Common theme huh? Python is easy to learn. If you ever find yourself reminiscing the days when you used ARC/INFO at the command line to do all your processing and are tired of GUI tools constricting your creativity and productivity, embrace Python.
I’m a vector guy, I love nodes and even lines that connect nodes. Don’t even get me started on polygons! But rasters are still very much part of my life. I’ve used FME quite a bit to manipulate them because of it’s speed and lack of “legacy” COM madness. But even it has overhead that I don’t want all the time. I’ve written quite a bit about Fiona and how it really simplifies vector workflows so you better believe I sat up when I saw Sean’s announcement of Rasterio.
Ever since I wrote Fiona, I’ve been asked if I have plans to do something similar for geospatial raster data. Having been out of the raster business for a few years, I always said “no serious plans, just blue-sky ideas.” Today, I’m back in satellite image processing and very much want and need something like Fiona-for-rasters. Rasterio is my attempt to write such a Python package.

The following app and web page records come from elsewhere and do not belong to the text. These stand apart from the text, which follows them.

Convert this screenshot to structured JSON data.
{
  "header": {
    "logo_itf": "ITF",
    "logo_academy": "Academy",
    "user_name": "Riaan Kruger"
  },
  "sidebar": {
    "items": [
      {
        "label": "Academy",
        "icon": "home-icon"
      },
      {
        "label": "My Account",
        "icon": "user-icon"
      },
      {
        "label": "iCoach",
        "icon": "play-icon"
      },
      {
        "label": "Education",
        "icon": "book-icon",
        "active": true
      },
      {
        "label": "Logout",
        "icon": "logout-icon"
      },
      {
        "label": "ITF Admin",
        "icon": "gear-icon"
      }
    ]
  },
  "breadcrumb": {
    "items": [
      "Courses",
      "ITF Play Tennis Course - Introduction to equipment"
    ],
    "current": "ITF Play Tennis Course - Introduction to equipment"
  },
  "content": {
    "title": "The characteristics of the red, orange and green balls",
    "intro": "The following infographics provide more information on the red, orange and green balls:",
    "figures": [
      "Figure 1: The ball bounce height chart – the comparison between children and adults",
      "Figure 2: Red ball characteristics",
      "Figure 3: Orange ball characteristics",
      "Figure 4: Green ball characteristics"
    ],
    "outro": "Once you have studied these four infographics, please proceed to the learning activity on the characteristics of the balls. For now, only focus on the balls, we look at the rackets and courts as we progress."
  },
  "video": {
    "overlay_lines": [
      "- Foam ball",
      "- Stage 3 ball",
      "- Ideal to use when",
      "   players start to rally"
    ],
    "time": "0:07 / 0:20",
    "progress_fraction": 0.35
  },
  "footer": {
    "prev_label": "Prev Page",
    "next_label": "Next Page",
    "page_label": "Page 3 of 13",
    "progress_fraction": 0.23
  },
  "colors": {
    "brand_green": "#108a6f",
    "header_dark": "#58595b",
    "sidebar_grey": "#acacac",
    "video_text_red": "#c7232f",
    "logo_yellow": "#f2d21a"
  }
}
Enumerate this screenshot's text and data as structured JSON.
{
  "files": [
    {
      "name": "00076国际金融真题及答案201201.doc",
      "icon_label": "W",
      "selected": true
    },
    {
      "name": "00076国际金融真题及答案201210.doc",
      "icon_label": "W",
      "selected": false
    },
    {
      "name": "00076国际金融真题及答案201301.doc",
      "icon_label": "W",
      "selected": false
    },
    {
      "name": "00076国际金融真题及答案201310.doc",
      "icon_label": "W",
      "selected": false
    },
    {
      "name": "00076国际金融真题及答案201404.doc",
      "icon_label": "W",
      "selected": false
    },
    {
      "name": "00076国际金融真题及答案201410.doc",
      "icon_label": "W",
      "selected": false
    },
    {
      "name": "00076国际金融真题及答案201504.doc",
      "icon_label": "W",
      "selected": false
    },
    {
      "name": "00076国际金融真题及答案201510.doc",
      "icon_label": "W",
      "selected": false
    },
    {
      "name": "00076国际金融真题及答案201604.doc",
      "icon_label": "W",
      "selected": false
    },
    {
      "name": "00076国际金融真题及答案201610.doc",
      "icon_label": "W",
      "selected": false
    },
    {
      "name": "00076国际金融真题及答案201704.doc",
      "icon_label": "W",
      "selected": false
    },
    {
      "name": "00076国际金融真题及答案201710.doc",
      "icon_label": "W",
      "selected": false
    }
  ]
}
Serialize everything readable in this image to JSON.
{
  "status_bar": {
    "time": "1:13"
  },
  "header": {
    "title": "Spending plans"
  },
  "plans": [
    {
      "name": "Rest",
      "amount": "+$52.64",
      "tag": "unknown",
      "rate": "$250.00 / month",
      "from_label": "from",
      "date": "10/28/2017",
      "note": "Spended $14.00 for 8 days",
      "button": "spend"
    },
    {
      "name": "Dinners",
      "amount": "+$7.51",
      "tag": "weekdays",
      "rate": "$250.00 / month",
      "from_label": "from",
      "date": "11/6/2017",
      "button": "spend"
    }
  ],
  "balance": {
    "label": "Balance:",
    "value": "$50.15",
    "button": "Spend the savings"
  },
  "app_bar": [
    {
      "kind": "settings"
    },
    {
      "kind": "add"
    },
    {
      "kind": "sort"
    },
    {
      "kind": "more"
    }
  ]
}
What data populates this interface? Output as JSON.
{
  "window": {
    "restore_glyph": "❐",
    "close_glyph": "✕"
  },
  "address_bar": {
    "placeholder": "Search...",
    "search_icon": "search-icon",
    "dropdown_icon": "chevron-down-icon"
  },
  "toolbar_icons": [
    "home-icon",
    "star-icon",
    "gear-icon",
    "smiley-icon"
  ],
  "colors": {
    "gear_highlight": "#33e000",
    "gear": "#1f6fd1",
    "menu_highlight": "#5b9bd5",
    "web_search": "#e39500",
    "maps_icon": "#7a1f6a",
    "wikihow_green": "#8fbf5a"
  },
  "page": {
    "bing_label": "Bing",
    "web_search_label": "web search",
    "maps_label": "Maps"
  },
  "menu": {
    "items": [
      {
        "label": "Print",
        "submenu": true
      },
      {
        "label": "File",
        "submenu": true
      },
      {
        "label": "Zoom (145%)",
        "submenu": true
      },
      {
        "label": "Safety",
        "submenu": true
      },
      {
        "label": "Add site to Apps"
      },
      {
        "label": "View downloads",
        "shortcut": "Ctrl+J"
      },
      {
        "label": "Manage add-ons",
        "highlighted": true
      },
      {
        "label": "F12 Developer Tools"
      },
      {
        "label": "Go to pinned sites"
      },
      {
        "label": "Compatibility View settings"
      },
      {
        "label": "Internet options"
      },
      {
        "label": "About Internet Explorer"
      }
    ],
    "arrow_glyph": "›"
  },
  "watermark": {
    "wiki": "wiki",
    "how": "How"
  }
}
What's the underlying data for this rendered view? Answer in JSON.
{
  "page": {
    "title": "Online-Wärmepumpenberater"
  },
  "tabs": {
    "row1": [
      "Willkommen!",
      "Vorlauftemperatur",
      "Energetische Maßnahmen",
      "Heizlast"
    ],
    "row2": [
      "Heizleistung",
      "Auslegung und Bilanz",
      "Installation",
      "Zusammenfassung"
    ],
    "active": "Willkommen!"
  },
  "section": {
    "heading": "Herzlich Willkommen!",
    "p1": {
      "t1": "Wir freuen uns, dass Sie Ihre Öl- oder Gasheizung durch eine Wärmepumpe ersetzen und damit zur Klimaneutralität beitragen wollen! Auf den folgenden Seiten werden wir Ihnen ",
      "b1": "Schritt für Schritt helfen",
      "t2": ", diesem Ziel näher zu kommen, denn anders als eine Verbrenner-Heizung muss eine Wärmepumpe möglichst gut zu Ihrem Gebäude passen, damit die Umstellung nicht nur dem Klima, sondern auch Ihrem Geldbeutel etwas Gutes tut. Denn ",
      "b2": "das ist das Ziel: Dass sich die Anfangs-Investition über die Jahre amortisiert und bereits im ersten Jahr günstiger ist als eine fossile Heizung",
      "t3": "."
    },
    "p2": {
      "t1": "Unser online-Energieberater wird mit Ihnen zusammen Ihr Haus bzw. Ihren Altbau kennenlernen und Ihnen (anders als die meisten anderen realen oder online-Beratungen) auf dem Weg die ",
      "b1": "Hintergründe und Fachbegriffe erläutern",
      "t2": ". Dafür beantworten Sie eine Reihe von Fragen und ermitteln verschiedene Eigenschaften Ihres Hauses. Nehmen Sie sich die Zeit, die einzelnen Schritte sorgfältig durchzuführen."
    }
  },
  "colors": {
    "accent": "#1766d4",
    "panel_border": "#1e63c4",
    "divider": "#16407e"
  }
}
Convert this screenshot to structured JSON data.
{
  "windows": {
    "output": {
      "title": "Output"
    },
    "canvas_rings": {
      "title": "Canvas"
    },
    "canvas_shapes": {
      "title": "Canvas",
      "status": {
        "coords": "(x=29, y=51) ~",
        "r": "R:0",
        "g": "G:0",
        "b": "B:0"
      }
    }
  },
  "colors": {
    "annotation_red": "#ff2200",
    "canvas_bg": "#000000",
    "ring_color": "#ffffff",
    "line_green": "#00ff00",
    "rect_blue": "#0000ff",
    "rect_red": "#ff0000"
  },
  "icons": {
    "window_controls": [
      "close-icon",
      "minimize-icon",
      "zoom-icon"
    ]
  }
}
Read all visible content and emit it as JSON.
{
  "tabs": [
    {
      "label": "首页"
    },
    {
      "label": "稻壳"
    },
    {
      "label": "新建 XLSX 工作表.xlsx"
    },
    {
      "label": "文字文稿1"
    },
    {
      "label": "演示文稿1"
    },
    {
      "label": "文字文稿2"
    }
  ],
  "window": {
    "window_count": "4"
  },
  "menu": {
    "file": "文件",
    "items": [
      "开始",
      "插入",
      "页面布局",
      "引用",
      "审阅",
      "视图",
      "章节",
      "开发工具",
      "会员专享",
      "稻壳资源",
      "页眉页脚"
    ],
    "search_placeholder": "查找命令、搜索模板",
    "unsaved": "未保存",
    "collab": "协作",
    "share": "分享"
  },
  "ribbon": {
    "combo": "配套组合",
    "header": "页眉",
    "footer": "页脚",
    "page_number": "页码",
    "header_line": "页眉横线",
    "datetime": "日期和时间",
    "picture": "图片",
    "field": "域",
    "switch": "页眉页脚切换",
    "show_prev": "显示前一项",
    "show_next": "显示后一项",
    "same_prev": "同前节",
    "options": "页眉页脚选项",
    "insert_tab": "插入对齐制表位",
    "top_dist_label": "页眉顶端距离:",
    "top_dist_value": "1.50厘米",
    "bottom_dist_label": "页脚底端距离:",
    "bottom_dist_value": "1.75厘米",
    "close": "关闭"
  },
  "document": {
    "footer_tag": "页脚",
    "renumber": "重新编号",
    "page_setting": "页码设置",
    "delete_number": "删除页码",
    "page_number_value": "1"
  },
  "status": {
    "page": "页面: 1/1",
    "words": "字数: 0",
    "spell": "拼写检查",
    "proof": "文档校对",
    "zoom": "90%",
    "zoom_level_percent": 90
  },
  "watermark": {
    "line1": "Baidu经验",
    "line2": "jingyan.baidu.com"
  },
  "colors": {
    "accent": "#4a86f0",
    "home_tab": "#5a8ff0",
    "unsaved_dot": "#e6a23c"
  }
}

You’ll remember that Sean joined MapBox a couple months ago and clearly he’s been working on their cloudless satellite efforts. I’m sure the first thing he needed was better tools for manipulating raster images. If you use GDAL you’ll be really excited about Rasterio. Like OGR is to Fiona, GDAL is to Rasterio. Plus if your a NumPy user (if you aren’t, you should be) you can read rasters right into your NumPy arrays. Let that sink in for a moment. I’m so looking forward to the 4 day holiday weekend to start playing with Rasterio.
Ever since I picked up my iPad Air LTE (AT&T) earlier this month I’ve been testing the AT&T network to see how much faster it is than Verizon (my work iPhone is Verizon LTE). In my neighborhood AT&T LTE blows Verizon away to the point I attach my iPhone to my iPad hotspot to get faster speeds. But of course what happens in Tempe, AZ doesn’t translate across the country. We’re mostly left with commercials reminding us who the faster network everywhere else. And heaven forbid you ask the question on Twitter.
I’ve used 3rd party tools for this testing but you have to wonder how consistent they are across the network. Well now we’ve got the F.C.C. releasing an Android app to trying answer the question as to real networks speeds across the country.
The Federal Communications Commission has released a mobile speed test app for Android to help the agency crowdsource data about wireless performance across the country. The app, simply named the FCC Speed Test, doesn’t have the best looking design out there, but it doesn’t necessarily need to: once installed, it’ll automatically check a phone’s connection speed in the background when the device is not in use. While that’ll allow individual users to clearly see how well their own data provider is performing, it’ll more importantly allow the FCC to gather a wide amount of data on cellular carriers nationwide — that is, if its app gets enough users.
Now the kicker…
Early next year, the commission intends to release an interactive map online that’ll detail, in general, how well each data provider does in different locations. As the year goes on and it gathers more data, the FCC intends to make the map more and more detailed, adding in more local results, speed variations, and packet loss reports. It’s also promising infographics.
I’m going to go out on a limb here and say that the F.C.C. won’t be releasing PDF maps. I’m totally looking forward to the results. Now being iOS only I’ll have to wait until January to take part and it appears Windows Phone and Blackberry (I guess for all those Fed users) apps will be released as well.